Fast Fourier Transform Dialog

The FFT... dialog box can be used on a plot, on a table or on a matrix. It is used to compute either the direct or inverse FFT. See the FFT section in the Analysis chapter for an example.

Figure 5-74. The FFT... dialog box for a curve.

QtiPlot will create a new plot window containing the FFT amplitude curve, along with a hidden table which contains the real part (Re), the imaginary part (Im), the magnitude M = sqrt(Re2 + Im2), the amplitude, and the phase Ph = atan(Im/Re) of the FFT.

If the Normalize Amplitude box is checked, the amplitude curve is normalized to 1. If not, the amplitude is calculated from the magnitude values using the following formulas: Ai = Mi/N for i = 0 or i = N/2 and Ai = 2Mi/N otherwise, where N is the number of samples (data points).

If the Shift Results check box is on, the frequencies are shifted in order to obtain a centered x-scale.

Figure 5-75. The FFT... dialog box for a table.

When performing an FFT on a table, you must select the sampling column (X-values) and one (for simple real values) or two (for complex values) columns of Y-values. Complex numbers have the real part of the Y-values in the first column and the imaginary part of the Y-values in the second column. If Y-values are simple reals, you don't have to select a column for the imaginary part. You can leave the combo box for the second column empty in this case.

By default, the Sampling Interval corresponds to the interval between X-values. Giving a smaller value makes no sense, but you can increase this value in order to sample fewer values.

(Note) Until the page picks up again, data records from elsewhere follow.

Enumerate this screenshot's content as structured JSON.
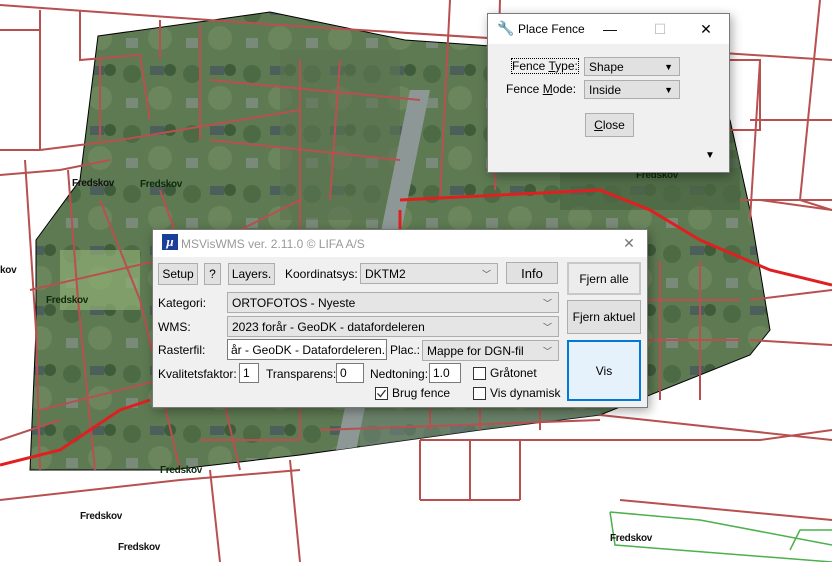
{
  "map": {
    "background_color": "#ffffff",
    "parcel_color": "#b85050",
    "road_color": "#e02020",
    "labels": [
      {
        "text": "Fredskov",
        "style": "light"
      },
      {
        "text": "Fredskov",
        "style": "dark"
      },
      {
        "text": "Fredskov",
        "style": "light"
      },
      {
        "text": "Fredskov",
        "style": "dark"
      },
      {
        "text": "Fredskov",
        "style": "dark"
      },
      {
        "text": "Fredskov",
        "style": "dark"
      },
      {
        "text": "Fredskov",
        "style": "light"
      },
      {
        "text": "Fredskov",
        "style": "light"
      },
      {
        "text": "Fredskov",
        "style": "light"
      },
      {
        "text": "Fredskov",
        "style": "light"
      },
      {
        "text": "kov",
        "style": "light"
      }
    ]
  },
  "place_fence": {
    "title": "Place Fence",
    "window_controls": {
      "minimize": "—",
      "maximize": "☐",
      "close": "✕"
    },
    "fence_type": {
      "label_pre": "Fence ",
      "label_ul": "T",
      "label_post": "ype:",
      "value": "Shape"
    },
    "fence_mode": {
      "label_pre": "Fence ",
      "label_ul": "M",
      "label_post": "ode:",
      "value": "Inside"
    },
    "close_button": {
      "label_ul": "C",
      "label_post": "lose"
    },
    "expand_arrow": "▼"
  },
  "mswms": {
    "title": "MSVisWMS ver. 2.11.0  © LIFA A/S",
    "logo_glyph": "μ",
    "close_glyph": "✕",
    "toolbar": {
      "setup": "Setup",
      "help": "?",
      "layers": "Layers.",
      "koordinatsys_label": "Koordinatsys:",
      "koordinatsys_value": "DKTM2",
      "info": "Info"
    },
    "kategori": {
      "label": "Kategori:",
      "value": "ORTOFOTOS - Nyeste"
    },
    "wms": {
      "label": "WMS:",
      "value": "2023 forår - GeoDK - datafordeleren"
    },
    "rasterfil": {
      "label": "Rasterfil:",
      "value": "år - GeoDK - Datafordeleren.png"
    },
    "plac": {
      "label": "Plac.:",
      "value": "Mappe for DGN-fil"
    },
    "kvalitetsfaktor": {
      "label": "Kvalitetsfaktor:",
      "value": "1"
    },
    "transparens": {
      "label": "Transparens:",
      "value": "0"
    },
    "nedtoning": {
      "label": "Nedtoning:",
      "value": "1.0"
    },
    "gratonet": {
      "label": "Gråtonet",
      "checked": false
    },
    "brug_fence": {
      "label": "Brug fence",
      "checked": true
    },
    "vis_dynamisk": {
      "label": "Vis dynamisk",
      "checked": false
    },
    "buttons": {
      "fjern_alle": "Fjern alle",
      "fjern_aktuel": "Fjern aktuel",
      "vis": "Vis"
    },
    "accent_color": "#0078d7"
  }
}
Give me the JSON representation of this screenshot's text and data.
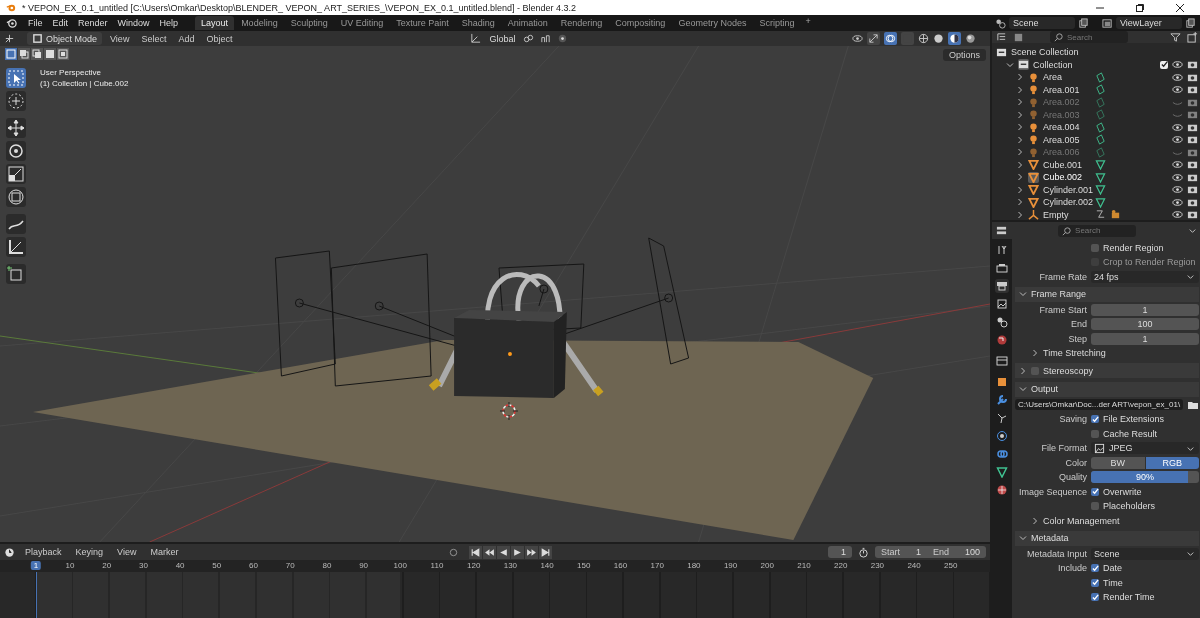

On matrices QtiPlot performs a two dimensional FFT using two sampling intervals: one that corresponds to the interval between the X-values and a second one corresponding to the interval between the Y-values. For more details about the two dimensional FFT please read the following article by Paul Bourke: http://paulbourke.net/miscellaneous/dft/.

Figure 5-76. The FFT... dialog box for a matrix.

If the dimensions of the input matrix are not powers of 2, you have the option to resize it for a more efficient FFT, by checking the box Zero-pad to nearest power of 2 size. The new dimensions are calculated to be the closest powers of 2 from the initial dimensions of the matrix and the extra data values used for the FFT are set to zero.

As the result of the FFT operation on a matrix QtiPlot creates a new matrix window containing the amplitude of the FFT, along with two other matrices which contain the real and the imaginary parts of the FFT.